* Your objective: Your task is to write out all of the records once more, exactly.

Interface dataset entries:
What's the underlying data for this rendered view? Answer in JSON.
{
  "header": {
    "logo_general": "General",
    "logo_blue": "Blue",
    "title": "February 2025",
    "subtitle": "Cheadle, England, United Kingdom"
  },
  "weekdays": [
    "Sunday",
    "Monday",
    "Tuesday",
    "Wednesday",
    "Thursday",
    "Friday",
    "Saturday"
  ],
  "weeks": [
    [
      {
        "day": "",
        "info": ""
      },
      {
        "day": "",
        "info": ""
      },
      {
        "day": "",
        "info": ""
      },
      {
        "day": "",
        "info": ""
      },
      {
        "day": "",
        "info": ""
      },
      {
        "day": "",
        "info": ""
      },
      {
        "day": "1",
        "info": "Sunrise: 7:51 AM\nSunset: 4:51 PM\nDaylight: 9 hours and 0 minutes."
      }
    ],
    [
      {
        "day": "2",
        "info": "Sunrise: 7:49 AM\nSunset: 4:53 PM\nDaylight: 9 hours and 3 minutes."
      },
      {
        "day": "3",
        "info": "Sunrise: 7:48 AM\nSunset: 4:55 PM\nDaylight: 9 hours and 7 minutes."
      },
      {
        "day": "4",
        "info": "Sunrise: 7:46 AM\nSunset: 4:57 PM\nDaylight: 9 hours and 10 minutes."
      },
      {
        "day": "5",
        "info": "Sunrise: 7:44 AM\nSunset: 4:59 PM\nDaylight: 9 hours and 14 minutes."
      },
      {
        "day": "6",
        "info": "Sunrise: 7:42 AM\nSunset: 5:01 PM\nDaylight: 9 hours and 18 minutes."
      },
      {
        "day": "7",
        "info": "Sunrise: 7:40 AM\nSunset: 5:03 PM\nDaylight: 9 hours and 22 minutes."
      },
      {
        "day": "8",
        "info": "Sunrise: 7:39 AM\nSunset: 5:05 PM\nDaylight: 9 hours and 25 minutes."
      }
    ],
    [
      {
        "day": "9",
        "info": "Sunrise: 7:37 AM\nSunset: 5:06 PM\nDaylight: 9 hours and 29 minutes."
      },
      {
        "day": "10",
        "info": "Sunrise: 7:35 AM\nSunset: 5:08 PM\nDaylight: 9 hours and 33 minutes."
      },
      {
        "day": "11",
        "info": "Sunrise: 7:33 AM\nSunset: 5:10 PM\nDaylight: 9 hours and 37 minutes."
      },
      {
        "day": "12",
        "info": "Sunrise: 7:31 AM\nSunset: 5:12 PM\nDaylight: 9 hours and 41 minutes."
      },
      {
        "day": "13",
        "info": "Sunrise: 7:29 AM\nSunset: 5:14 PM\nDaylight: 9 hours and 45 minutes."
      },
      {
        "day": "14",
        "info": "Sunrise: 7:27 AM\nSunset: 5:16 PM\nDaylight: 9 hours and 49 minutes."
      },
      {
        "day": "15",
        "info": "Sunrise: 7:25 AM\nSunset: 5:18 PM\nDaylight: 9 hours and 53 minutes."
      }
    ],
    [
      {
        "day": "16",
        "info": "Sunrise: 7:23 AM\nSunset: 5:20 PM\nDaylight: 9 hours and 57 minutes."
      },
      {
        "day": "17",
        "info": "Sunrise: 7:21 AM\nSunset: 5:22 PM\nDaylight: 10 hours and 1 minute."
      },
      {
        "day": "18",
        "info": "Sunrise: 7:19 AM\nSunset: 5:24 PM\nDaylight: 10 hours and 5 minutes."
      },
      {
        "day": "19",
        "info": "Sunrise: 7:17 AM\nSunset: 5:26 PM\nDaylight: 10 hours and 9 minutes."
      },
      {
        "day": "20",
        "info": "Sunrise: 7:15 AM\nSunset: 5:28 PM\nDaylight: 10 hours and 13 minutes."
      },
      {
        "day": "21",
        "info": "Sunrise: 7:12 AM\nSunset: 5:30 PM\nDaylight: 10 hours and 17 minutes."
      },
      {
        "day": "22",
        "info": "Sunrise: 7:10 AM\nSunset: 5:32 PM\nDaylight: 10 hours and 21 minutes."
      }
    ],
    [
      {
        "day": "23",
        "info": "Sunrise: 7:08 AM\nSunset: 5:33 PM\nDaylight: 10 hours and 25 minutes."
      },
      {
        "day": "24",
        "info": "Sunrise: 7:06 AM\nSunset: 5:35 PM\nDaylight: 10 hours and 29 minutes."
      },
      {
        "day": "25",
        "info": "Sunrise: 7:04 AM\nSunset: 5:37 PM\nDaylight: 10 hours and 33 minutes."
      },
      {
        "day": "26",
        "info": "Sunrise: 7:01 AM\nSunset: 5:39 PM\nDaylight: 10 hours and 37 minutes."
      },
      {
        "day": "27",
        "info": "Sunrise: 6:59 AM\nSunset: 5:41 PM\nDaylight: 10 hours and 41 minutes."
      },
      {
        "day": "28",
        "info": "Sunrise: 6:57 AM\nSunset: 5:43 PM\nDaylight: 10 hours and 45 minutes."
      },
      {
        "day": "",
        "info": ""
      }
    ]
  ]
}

* Task response:
What's the underlying data for this rendered view? Answer in JSON.
{
  "header": {
    "logo_general": "General",
    "logo_blue": "Blue",
    "title": "February 2025",
    "subtitle": "Cheadle, England, United Kingdom"
  },
  "weekdays": [
    "Sunday",
    "Monday",
    "Tuesday",
    "Wednesday",
    "Thursday",
    "Friday",
    "Saturday"
  ],
  "weeks": [
    [
      {
        "day": "",
        "info": ""
      },
      {
        "day": "",
        "info": ""
      },
      {
        "day": "",
        "info": ""
      },
      {
        "day": "",
        "info": ""
      },
      {
        "day": "",
        "info": ""
      },
      {
        "day": "",
        "info": ""
      },
      {
        "day": "1",
        "info": "Sunrise: 7:51 AM\nSunset: 4:51 PM\nDaylight: 9 hours and 0 minutes."
      }
    ],
    [
      {
        "day": "2",
        "info": "Sunrise: 7:49 AM\nSunset: 4:53 PM\nDaylight: 9 hours and 3 minutes."
      },
      {
        "day": "3",
        "info": "Sunrise: 7:48 AM\nSunset: 4:55 PM\nDaylight: 9 hours and 7 minutes."
      },
      {
        "day": "4",
        "info": "Sunrise: 7:46 AM\nSunset: 4:57 PM\nDaylight: 9 hours and 10 minutes."
      },
      {
        "day": "5",
        "info": "Sunrise: 7:44 AM\nSunset: 4:59 PM\nDaylight: 9 hours and 14 minutes."
      },
      {
        "day": "6",
        "info": "Sunrise: 7:42 AM\nSunset: 5:01 PM\nDaylight: 9 hours and 18 minutes."
      },
      {
        "day": "7",
        "info": "Sunrise: 7:40 AM\nSunset: 5:03 PM\nDaylight: 9 hours and 22 minutes."
      },
      {
        "day": "8",
        "info": "Sunrise: 7:39 AM\nSunset: 5:05 PM\nDaylight: 9 hours and 25 minutes."
      }
    ],
    [
      {
        "day": "9",
        "info": "Sunrise: 7:37 AM\nSunset: 5:06 PM\nDaylight: 9 hours and 29 minutes."
      },
      {
        "day": "10",
        "info": "Sunrise: 7:35 AM\nSunset: 5:08 PM\nDaylight: 9 hours and 33 minutes."
      },
      {
        "day": "11",
        "info": "Sunrise: 7:33 AM\nSunset: 5:10 PM\nDaylight: 9 hours and 37 minutes."
      },
      {
        "day": "12",
        "info": "Sunrise: 7:31 AM\nSunset: 5:12 PM\nDaylight: 9 hours and 41 minutes."
      },
      {
        "day": "13",
        "info": "Sunrise: 7:29 AM\nSunset: 5:14 PM\nDaylight: 9 hours and 45 minutes."
      },
      {
        "day": "14",
        "info": "Sunrise: 7:27 AM\nSunset: 5:16 PM\nDaylight: 9 hours and 49 minutes."
      },
      {
        "day": "15",
        "info": "Sunrise: 7:25 AM\nSunset: 5:18 PM\nDaylight: 9 hours and 53 minutes."
      }
    ],
    [
      {
        "day": "16",
        "info": "Sunrise: 7:23 AM\nSunset: 5:20 PM\nDaylight: 9 hours and 57 minutes."
      },
      {
        "day": "17",
        "info": "Sunrise: 7:21 AM\nSunset: 5:22 PM\nDaylight: 10 hours and 1 minute."
      },
      {
        "day": "18",
        "info": "Sunrise: 7:19 AM\nSunset: 5:24 PM\nDaylight: 10 hours and 5 minutes."
      },
      {
        "day": "19",
        "info": "Sunrise: 7:17 AM\nSunset: 5:26 PM\nDaylight: 10 hours and 9 minutes."
      },
      {
        "day": "20",
        "info": "Sunrise: 7:15 AM\nSunset: 5:28 PM\nDaylight: 10 hours and 13 minutes."
      },
      {
        "day": "21",
        "info": "Sunrise: 7:12 AM\nSunset: 5:30 PM\nDaylight: 10 hours and 17 minutes."
      },
      {
        "day": "22",
        "info": "Sunrise: 7:10 AM\nSunset: 5:32 PM\nDaylight: 10 hours and 21 minutes."
      }
    ],
    [
      {
        "day": "23",
        "info": "Sunrise: 7:08 AM\nSunset: 5:33 PM\nDaylight: 10 hours and 25 minutes."
      },
      {
        "day": "24",
        "info": "Sunrise: 7:06 AM\nSunset: 5:35 PM\nDaylight: 10 hours and 29 minutes."
      },
      {
        "day": "25",
        "info": "Sunrise: 7:04 AM\nSunset: 5:37 PM\nDaylight: 10 hours and 33 minutes."
      },
      {
        "day": "26",
        "info": "Sunrise: 7:01 AM\nSunset: 5:39 PM\nDaylight: 10 hours and 37 minutes."
      },
      {
        "day": "27",
        "info": "Sunrise: 6:59 AM\nSunset: 5:41 PM\nDaylight: 10 hours and 41 minutes."
      },
      {
        "day": "28",
        "info": "Sunrise: 6:57 AM\nSunset: 5:43 PM\nDaylight: 10 hours and 45 minutes."
      },
      {
        "day": "",
        "info": ""
      }
    ]
  ]
}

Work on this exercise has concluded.